++++ Raw data ++++

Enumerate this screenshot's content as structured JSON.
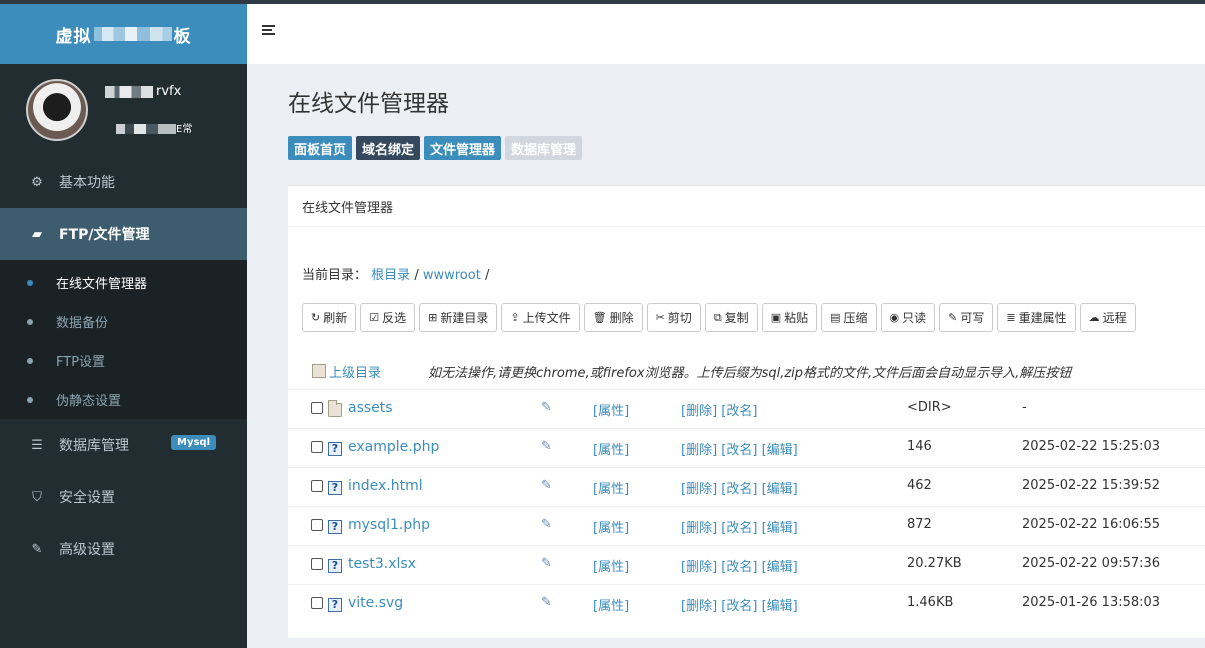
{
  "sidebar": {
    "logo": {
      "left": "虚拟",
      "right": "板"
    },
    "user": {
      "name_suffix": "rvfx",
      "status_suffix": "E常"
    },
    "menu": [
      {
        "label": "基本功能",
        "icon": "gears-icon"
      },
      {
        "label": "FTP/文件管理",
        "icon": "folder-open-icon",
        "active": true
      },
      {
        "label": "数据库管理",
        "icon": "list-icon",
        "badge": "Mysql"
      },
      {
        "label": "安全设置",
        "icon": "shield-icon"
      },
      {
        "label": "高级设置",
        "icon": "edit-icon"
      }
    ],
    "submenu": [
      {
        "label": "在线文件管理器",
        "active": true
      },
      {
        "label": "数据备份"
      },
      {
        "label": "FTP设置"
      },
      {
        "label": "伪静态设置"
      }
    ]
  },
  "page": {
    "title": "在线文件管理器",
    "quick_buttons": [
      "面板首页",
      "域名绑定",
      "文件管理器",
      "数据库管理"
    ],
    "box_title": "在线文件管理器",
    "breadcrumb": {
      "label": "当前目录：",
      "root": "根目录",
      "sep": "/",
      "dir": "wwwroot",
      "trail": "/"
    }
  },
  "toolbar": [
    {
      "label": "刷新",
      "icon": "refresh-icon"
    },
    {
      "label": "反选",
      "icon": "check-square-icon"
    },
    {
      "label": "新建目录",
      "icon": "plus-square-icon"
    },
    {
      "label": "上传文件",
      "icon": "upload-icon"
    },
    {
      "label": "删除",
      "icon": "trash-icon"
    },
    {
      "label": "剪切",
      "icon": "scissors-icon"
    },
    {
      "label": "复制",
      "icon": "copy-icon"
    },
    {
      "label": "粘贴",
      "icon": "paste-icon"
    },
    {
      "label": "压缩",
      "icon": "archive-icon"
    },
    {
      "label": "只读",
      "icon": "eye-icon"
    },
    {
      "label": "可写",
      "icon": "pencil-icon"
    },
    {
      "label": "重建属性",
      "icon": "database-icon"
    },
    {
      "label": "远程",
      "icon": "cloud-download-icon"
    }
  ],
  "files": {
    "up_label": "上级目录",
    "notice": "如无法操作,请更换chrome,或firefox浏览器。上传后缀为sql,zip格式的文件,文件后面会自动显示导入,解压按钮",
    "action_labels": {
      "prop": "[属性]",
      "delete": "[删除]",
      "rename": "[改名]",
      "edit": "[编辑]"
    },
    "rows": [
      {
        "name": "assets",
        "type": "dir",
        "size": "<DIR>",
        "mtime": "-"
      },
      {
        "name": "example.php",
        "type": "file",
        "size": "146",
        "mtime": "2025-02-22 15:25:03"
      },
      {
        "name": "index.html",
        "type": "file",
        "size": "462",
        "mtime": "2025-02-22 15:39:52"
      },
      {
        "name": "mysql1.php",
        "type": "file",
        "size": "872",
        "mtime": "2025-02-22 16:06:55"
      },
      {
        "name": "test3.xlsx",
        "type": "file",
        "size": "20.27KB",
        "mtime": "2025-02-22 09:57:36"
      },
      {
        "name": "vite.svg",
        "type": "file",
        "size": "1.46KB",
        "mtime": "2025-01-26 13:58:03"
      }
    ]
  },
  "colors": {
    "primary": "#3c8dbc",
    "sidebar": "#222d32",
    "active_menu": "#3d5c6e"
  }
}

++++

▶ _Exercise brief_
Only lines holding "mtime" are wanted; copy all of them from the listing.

▶ _Expected answer_
        "mtime": "-"
        "mtime": "2025-02-22 15:25:03"
        "mtime": "2025-02-22 15:39:52"
        "mtime": "2025-02-22 16:06:55"
        "mtime": "2025-02-22 09:57:36"
        "mtime": "2025-01-26 13:58:03"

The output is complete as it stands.